Do you have clients who when asked about traumatic experiences tend to get into a lot of detail and emotional activation when describing these experiences?  Do they tend to talk about these events each time they meet with you? Whether you are doing trauma therapy with them or not?  If so, they are probably retraumatizing themselves and need some help to stop doing this.

Just What Is Retraumatization?

Retraumatization happens when someone who has suffered trauma re-experiences the event by recalling it in vivid detail (that is the norm for people who’ve suffered from these kinds of experiences) or engaging in behaviors that mimic the original trauma or expose them to similar conditions that the original trauma happened in.  It risks reopening old wounds and ingrains the old emotional reactions that happened at the time of the original trauma.

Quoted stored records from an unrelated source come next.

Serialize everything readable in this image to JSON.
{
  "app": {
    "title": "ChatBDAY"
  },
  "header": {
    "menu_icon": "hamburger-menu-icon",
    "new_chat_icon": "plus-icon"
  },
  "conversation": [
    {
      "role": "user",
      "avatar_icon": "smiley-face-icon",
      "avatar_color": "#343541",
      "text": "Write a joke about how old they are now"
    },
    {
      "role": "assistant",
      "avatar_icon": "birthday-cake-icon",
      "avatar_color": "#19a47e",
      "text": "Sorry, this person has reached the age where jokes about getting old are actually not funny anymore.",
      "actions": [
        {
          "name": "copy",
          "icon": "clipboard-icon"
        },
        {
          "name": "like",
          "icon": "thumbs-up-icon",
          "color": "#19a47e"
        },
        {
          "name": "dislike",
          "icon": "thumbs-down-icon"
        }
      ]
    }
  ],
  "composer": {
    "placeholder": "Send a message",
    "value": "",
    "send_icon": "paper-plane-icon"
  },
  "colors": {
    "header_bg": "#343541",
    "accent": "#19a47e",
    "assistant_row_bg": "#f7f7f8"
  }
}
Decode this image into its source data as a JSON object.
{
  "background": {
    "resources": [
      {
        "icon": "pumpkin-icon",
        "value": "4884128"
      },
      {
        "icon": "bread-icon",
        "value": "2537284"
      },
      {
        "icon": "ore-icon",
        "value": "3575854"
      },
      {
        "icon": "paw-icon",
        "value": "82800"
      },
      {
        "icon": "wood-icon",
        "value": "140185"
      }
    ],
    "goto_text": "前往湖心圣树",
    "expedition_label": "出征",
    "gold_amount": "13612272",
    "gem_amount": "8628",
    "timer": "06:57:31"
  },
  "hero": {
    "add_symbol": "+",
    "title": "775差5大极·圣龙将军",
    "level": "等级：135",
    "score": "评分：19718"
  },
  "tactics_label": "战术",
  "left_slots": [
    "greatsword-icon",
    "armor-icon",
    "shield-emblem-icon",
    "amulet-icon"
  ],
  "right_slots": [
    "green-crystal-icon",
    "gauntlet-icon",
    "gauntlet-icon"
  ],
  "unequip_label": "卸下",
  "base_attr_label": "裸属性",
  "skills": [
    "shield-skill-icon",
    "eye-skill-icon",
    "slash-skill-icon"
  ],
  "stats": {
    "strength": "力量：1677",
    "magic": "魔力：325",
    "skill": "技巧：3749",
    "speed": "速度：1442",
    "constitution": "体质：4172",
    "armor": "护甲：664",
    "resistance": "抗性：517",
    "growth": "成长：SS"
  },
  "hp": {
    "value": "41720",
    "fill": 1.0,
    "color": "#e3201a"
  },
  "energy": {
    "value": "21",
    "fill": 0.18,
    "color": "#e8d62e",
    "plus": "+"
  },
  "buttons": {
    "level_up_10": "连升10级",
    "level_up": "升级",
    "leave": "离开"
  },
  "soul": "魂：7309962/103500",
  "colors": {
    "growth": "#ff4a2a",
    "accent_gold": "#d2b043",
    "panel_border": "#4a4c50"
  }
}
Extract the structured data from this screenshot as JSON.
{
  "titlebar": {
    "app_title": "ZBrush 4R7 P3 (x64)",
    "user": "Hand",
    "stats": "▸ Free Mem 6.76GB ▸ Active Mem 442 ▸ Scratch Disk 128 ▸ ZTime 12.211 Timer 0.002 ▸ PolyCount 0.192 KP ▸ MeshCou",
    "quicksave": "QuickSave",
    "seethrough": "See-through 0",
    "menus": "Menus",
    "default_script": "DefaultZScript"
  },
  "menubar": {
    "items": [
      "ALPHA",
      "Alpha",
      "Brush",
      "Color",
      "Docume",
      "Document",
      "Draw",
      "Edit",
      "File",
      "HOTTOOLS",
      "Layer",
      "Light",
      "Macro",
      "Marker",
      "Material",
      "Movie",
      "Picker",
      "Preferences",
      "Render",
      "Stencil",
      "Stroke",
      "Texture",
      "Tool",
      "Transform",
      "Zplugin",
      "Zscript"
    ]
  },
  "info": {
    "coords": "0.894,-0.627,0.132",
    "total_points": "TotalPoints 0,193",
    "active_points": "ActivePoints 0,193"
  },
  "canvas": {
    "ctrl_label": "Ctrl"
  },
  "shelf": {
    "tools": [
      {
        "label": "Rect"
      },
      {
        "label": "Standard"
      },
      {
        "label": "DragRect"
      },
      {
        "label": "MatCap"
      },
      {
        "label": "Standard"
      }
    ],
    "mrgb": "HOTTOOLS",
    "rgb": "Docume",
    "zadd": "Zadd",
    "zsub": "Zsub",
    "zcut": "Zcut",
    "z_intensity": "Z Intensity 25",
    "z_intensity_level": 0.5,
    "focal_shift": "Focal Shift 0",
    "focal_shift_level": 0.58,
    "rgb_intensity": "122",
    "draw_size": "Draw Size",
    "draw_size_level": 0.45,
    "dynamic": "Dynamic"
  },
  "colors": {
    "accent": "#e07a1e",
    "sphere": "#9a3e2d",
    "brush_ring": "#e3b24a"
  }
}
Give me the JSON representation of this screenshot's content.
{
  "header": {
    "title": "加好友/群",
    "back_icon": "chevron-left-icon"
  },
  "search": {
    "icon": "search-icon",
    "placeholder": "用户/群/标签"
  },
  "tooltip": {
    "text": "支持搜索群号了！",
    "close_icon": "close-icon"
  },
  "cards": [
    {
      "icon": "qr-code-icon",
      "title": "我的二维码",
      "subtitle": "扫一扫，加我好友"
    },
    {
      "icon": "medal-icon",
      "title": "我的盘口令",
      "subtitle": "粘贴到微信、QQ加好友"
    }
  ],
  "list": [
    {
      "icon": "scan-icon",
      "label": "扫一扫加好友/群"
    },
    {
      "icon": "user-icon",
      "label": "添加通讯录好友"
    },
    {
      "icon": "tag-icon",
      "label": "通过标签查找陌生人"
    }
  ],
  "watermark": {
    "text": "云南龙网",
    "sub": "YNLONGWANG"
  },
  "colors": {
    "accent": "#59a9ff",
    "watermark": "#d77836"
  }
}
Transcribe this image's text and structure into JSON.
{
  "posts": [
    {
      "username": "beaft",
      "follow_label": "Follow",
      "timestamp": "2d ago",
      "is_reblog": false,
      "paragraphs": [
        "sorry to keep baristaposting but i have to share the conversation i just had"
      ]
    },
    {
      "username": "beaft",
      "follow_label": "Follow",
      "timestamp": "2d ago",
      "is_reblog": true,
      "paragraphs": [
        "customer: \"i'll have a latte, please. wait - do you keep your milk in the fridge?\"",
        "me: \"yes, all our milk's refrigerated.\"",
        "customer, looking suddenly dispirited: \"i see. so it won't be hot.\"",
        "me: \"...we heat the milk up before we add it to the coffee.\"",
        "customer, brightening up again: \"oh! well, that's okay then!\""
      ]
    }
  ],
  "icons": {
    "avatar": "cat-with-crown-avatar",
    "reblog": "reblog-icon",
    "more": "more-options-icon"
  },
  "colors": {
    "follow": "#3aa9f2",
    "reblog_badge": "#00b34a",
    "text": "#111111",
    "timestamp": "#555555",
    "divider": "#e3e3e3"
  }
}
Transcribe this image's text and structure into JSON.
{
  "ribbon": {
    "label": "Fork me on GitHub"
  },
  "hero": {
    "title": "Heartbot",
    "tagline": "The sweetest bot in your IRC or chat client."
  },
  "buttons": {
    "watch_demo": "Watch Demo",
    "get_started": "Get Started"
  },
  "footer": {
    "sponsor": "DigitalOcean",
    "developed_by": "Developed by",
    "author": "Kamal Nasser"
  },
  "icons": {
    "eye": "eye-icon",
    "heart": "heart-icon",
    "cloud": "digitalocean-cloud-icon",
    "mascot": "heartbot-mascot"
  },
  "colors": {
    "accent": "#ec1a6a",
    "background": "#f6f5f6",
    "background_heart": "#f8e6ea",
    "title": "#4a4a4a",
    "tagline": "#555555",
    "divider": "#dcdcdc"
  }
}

Why Is It Bad for Clients

The reason it’s harmful for clients is that they already have a tendency to relive these events. This is due to the flashback symptom of PTSD.  When they consciously expose themselves to more experiences of the same nature, including retelling it in super-vivid detail, the same grooves in their brain and nervous system get activated.  This further ingrains the trauma and worsens the harm to the brain and nervous system that has been already harmed enough.  It primarily acts on the parts of the brain stem that are already too active for people who suffer from trauma.

What Can You Do to Counter Retraumatization?

One thing you can do is to help your client learn to not get into ‘all the gory details’ of their trauma by spilling their guts about these events, especially in the first few sessions of their work with you.  In my experience, that is almost a guarantee they will discontinue therapy and decrease their inclination to seek further treatment.  You can do the following instead:

Use psychoeducation

Tell them you want to know about these hugely important events. But want to do so in a way that won’t make a bad thing worse.  You can talk to them about how trauma affects the brain and nervous system. And that getting into great detail will only serve to worsen things.

Use containment

Identify a receptacle of sorts in your office that you show clients who suffer from trauma.  Tell them that if they are tempted to relive events in between sessions or otherwise retraumatize themselves they are to figuratively send the key image related to these events or experiences into the container.  I have used this with many clients and it can help to give them permission to not dwell on traumatic events in between sessions.  It also is a conscious way for them to use healthy compartmentalization that teaches them that these events are not to be wrestled with on one’s own, but with the help of a skilled professional.

Use systematic relaxation

Teach your clients how to use some means of systematic relaxation.  It can either be deep relaxing breathing, or mindfulness meditations. Yoga, or some other form of relaxation can also help calm the nervous system down after becoming activated.  Most people who suffer from trauma are used to living ‘from the neck up’ as Bessel Van der Kolk, MD, has said, and using the body to help aid in dealing with trauma can be very helpful.

Appreciate the Struggle of These Clients

Finally, it is important to be aware that these clients are not consciously retraumatizing themselves.  If they knew what they were doing, they’d certainly stop doing it.  This is primarily an unconscious attempt to somehow ‘solve’ the issue.  It is being done by a brain that has already been seriously hampered by the event or experience that kicked it off.  You as a clinician can have so much empathy for their plight. You can offer them a way out of the conundrum they have become trapped in.  The fight is not only to redeem the past. But to help them have a present and a future as well.

Scott Kampschaefer, LCSW is a private practice therapist in Austin, Texas.  He has an extensive background in working with depression, anxiety, and bipolar disorder at a clinic for older adults with these disorders in Austin.  He now works with adults and adolescents of all ages in private practice.